Sprint began offering WiMax service in Baltimore in September but hasn’t disclosed how many customers have signed up. Clearwire plans to begin selling WiMax in Portland in the first quarter of 2009 and already has about 400,000 customers on a pre-WiMax network in 46 cities.

Chief Executive Officer Ben Wolff, making his first public announcements since the merger, told analysts and reporters during a conference call that the company will focus on upgrading that system to WiMax next year, as well as opening commercial service in several other cities.

The company will release a more detailed expansion plan early next year after the new company’s board of directors meets, Wolff said.

Overland Park, Kan.-based Sprint will own 51 percent of the company, while investors in the original Clearwire, founded by cellular pioneer Craig McCaw, will own about 22 percent.

The remainder of the company will be owned by investors including Comcast, Intel, Time Warner Cable, Google and Bright House Networks, which have put in a total $3.2 billion in cash.

Wolff stressed that the company will operate independently of its partners, who he said will not have control over how the network is expanded.

But he said the cable partners will be able to sell the WiMax services to their customers under their own brands as part of bundled offerings. That will also allow customers of different cable providers to continue accessing the WiMax network even if they leave their home region.

Wolff also said the network would be accessible to any WiMax-capable device and eventually may be compatible with LTE, or Long-Term Evolution, a rival fourth-generation wireless technology being developed overseas and by domestic carriers like Verizon Wireless.

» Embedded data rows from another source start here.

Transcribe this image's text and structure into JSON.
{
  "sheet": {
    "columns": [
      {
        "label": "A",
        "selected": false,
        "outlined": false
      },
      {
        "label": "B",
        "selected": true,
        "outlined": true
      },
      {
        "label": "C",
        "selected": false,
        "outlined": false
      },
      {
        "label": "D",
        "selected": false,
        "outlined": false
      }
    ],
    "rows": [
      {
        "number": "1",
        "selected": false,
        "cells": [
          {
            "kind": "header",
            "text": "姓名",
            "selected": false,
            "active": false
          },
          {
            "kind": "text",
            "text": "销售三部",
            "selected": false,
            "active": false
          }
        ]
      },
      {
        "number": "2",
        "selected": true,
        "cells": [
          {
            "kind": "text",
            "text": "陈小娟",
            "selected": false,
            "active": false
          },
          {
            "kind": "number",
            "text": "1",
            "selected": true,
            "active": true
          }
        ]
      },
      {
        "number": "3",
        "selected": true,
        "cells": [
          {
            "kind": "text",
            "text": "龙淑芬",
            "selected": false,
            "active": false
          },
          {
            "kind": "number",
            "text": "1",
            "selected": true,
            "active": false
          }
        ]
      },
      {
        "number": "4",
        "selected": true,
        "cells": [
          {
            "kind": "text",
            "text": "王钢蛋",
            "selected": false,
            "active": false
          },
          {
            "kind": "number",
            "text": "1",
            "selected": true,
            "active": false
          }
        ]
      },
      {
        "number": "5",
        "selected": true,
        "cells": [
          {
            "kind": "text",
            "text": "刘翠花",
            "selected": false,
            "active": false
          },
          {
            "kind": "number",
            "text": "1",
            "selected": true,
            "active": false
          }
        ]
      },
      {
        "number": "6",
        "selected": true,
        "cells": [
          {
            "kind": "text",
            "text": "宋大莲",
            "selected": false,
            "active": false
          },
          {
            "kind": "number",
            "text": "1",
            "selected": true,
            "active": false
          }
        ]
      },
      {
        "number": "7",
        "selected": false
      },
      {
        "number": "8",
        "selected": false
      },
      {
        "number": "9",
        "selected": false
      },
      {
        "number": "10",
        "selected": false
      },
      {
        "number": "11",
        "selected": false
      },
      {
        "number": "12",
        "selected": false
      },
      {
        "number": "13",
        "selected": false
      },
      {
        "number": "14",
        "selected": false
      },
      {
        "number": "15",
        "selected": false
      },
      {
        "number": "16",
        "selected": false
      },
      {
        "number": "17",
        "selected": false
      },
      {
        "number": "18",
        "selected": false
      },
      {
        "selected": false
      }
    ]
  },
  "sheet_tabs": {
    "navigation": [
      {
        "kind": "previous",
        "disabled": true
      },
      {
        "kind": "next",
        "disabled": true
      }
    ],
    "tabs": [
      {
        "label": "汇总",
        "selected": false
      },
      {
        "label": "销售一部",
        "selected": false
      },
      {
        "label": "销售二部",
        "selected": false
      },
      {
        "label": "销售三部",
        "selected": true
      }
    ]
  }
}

“If you wind up with a big ecosystem of LTE devices, we want to make it as easy as possible to let customers come onto our network,” he said in an interview, noting that current wireless providers shun customers who aren’t using devices compatible with their technology. “We don’t think we ought to hem customers in that way.”

Stifel Nicolaus analyst Christopher King said in a research note that Clearwire still faces a tough job selling the public on a new technology that is currently available in only a handful of markets “as well as a several billion dollar funding gap to fully fund the company’s business plan of a true nationwide WiMax network.”

While the stock market plunged today, Clearwire shares closed up 88 cents, or 13.3 percent, at $7.50.